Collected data
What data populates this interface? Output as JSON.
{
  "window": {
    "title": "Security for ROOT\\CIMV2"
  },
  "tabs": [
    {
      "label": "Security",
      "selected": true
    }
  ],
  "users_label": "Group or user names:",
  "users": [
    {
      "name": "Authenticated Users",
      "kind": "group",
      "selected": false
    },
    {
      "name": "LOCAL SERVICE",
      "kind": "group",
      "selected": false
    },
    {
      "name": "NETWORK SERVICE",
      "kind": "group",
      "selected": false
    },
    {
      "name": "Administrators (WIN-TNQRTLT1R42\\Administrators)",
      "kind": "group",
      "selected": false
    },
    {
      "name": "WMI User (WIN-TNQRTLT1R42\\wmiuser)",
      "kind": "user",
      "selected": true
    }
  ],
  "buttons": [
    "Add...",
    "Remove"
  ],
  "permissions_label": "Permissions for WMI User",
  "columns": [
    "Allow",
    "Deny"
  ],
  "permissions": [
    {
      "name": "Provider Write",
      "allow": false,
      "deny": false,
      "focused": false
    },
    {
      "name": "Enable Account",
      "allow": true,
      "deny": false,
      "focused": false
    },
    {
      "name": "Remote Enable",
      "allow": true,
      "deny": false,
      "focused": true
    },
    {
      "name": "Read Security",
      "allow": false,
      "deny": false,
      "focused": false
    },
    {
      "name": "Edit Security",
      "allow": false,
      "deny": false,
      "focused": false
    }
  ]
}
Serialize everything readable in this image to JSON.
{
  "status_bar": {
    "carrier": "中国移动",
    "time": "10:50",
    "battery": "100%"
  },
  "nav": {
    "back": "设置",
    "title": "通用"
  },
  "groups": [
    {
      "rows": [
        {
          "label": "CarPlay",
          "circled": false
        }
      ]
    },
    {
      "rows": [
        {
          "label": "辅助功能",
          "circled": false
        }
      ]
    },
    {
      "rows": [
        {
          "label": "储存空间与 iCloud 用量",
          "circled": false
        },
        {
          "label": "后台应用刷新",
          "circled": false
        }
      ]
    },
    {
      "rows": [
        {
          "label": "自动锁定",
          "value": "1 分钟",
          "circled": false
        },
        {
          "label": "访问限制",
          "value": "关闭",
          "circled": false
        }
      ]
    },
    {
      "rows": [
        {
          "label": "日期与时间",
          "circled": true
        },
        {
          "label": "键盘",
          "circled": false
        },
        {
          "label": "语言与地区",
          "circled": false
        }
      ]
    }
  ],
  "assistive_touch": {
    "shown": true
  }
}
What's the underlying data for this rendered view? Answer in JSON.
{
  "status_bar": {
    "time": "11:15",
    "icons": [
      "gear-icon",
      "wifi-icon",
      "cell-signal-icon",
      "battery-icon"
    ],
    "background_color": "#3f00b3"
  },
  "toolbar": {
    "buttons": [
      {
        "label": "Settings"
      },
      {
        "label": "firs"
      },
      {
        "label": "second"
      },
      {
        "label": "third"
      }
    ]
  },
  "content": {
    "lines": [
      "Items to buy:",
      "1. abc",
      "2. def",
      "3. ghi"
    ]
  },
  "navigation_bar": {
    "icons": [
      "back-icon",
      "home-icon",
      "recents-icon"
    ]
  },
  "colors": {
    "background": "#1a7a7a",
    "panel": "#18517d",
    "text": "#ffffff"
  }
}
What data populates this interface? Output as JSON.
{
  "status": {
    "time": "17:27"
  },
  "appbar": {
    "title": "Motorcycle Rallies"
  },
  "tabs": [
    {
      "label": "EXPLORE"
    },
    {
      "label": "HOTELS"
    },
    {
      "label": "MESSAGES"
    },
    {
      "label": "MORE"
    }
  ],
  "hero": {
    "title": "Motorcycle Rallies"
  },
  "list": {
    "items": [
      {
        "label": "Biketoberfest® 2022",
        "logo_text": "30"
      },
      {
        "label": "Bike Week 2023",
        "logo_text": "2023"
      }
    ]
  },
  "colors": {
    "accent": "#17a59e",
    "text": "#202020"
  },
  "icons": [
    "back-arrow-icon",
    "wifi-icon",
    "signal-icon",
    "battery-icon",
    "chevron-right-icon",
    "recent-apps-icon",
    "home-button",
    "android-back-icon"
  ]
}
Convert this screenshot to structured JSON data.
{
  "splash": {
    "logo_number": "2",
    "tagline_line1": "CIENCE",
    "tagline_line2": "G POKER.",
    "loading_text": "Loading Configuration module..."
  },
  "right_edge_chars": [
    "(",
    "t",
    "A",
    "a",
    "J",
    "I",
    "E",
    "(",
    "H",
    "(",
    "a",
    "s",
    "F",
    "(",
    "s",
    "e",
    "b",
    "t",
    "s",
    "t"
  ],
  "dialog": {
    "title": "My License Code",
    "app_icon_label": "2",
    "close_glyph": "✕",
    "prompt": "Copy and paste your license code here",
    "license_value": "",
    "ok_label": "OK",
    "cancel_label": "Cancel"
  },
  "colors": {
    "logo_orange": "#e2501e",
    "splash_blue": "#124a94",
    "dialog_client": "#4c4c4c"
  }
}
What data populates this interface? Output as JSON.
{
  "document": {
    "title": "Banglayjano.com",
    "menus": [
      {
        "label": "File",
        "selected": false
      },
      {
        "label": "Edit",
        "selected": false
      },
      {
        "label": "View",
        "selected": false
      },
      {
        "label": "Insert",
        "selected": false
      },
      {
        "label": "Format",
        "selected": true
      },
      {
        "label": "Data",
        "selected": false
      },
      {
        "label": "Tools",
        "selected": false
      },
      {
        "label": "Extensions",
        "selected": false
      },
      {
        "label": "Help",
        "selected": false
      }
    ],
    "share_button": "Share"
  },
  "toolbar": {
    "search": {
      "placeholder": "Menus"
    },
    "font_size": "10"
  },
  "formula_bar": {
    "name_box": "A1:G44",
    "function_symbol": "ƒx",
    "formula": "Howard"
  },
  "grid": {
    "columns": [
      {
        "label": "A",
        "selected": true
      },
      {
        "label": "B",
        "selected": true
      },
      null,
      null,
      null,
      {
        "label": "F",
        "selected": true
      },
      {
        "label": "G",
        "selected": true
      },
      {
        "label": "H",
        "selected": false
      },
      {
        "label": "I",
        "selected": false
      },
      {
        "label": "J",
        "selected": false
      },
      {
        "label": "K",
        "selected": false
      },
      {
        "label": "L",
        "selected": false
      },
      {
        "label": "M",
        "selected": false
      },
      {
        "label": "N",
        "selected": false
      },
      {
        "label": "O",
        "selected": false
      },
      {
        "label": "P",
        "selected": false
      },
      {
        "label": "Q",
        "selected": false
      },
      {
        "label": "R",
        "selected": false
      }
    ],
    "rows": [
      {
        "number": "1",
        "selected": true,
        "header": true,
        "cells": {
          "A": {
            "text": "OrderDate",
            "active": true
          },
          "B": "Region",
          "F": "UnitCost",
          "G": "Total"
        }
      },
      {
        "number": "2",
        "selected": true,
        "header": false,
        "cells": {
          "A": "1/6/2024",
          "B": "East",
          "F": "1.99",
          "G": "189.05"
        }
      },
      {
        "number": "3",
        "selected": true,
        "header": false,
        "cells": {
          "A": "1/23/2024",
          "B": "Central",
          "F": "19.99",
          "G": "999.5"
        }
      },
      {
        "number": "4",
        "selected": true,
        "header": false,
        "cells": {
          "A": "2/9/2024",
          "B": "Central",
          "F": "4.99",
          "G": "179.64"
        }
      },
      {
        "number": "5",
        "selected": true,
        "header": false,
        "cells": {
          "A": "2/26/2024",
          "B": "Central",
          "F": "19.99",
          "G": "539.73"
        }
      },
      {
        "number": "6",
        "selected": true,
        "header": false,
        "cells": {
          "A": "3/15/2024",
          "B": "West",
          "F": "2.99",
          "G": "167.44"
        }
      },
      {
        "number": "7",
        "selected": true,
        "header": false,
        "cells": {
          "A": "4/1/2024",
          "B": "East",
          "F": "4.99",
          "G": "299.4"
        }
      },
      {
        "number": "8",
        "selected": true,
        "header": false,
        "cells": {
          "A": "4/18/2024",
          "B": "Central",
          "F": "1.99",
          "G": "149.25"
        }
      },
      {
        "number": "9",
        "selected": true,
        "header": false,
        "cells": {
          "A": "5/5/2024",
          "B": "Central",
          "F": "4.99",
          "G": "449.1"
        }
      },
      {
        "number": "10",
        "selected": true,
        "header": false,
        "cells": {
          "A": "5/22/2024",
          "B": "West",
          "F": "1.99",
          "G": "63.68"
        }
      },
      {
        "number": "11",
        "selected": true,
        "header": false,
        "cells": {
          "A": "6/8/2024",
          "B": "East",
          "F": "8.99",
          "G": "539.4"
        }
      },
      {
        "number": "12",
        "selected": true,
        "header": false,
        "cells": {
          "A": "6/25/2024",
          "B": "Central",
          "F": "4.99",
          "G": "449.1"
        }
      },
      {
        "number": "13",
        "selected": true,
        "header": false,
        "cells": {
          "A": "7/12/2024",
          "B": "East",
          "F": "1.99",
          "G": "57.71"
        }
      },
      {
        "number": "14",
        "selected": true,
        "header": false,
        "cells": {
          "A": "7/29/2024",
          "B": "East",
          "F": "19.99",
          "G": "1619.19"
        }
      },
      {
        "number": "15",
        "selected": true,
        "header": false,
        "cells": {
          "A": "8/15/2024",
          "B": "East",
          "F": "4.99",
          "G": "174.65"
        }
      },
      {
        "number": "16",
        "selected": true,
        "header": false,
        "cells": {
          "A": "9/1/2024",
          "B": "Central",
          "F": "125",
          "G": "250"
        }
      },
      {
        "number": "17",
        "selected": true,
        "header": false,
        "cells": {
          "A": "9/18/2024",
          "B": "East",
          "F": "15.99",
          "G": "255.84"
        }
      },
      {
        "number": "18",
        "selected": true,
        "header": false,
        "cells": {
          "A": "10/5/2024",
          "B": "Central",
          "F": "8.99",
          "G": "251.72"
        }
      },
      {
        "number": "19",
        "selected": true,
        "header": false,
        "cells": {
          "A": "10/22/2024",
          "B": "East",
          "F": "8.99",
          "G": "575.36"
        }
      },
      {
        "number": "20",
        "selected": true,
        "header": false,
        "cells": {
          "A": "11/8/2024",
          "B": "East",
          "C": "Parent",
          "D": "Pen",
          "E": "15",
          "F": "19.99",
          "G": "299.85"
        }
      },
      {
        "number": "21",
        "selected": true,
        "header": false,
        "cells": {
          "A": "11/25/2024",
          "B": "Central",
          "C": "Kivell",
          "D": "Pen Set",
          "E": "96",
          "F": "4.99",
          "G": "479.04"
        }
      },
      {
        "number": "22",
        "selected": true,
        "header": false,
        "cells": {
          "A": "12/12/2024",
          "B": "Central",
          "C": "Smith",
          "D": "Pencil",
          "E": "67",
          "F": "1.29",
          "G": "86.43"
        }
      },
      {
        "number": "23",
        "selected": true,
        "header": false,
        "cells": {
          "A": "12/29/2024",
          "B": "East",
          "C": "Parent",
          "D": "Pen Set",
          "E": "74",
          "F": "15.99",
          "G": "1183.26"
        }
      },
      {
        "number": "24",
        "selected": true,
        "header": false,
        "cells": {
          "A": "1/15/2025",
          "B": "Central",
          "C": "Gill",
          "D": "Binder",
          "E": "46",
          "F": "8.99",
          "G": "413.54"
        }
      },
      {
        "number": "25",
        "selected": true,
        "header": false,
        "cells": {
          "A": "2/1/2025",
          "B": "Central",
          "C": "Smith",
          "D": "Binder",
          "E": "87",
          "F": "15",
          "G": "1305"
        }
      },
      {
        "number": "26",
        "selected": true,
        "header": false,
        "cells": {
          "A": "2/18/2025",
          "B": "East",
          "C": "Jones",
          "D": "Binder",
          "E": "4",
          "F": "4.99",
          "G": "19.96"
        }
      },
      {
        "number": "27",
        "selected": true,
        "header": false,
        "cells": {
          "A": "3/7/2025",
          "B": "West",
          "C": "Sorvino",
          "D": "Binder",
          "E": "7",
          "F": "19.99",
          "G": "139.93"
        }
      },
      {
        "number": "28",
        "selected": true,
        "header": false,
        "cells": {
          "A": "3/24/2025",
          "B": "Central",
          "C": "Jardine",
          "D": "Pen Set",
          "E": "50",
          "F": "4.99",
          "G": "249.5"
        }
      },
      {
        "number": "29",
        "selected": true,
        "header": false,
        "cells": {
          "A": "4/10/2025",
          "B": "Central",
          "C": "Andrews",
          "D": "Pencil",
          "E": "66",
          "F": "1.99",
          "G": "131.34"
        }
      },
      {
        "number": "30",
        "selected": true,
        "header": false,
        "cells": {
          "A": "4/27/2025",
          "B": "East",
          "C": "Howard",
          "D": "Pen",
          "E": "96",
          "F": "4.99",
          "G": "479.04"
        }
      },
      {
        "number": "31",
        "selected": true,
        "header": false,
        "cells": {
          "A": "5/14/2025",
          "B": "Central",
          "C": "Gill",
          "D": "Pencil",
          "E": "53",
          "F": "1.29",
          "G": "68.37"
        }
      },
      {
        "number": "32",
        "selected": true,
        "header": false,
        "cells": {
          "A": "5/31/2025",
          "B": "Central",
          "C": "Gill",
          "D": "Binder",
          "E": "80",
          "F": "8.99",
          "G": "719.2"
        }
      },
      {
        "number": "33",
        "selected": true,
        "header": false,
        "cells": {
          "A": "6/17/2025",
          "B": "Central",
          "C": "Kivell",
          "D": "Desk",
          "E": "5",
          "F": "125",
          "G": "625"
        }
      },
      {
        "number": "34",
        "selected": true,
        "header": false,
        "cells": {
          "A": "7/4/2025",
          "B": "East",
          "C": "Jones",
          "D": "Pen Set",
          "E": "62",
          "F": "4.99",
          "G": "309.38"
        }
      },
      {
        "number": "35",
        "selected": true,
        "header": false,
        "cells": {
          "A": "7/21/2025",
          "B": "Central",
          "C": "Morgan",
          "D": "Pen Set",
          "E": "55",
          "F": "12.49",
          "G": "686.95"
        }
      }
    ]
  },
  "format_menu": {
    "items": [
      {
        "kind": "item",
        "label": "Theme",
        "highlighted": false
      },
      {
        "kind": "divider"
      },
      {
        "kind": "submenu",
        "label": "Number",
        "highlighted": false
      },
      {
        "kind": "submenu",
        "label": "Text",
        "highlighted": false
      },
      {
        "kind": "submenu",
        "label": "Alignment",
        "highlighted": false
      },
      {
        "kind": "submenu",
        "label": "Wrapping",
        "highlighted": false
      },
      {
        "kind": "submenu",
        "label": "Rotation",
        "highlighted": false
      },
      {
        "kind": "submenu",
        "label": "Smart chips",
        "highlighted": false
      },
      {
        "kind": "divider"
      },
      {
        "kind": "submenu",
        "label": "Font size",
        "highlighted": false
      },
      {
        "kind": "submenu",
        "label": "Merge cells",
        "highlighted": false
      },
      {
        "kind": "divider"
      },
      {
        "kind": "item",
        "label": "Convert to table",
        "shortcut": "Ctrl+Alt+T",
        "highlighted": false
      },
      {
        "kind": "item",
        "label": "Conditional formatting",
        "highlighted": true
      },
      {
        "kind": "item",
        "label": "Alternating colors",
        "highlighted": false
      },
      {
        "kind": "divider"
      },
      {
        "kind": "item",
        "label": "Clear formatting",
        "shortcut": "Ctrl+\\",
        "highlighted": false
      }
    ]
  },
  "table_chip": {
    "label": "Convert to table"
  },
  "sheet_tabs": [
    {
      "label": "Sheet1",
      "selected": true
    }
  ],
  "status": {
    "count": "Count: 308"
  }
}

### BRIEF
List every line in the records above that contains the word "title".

### YOUR SOLUTION
    "title": "Security for ROOT\\CIMV2"
    "title": "通用"
    "title": "Motorcycle Rallies"
    "title": "Motorcycle Rallies"
    "title": "My License Code",
    "title": "Banglayjano.com",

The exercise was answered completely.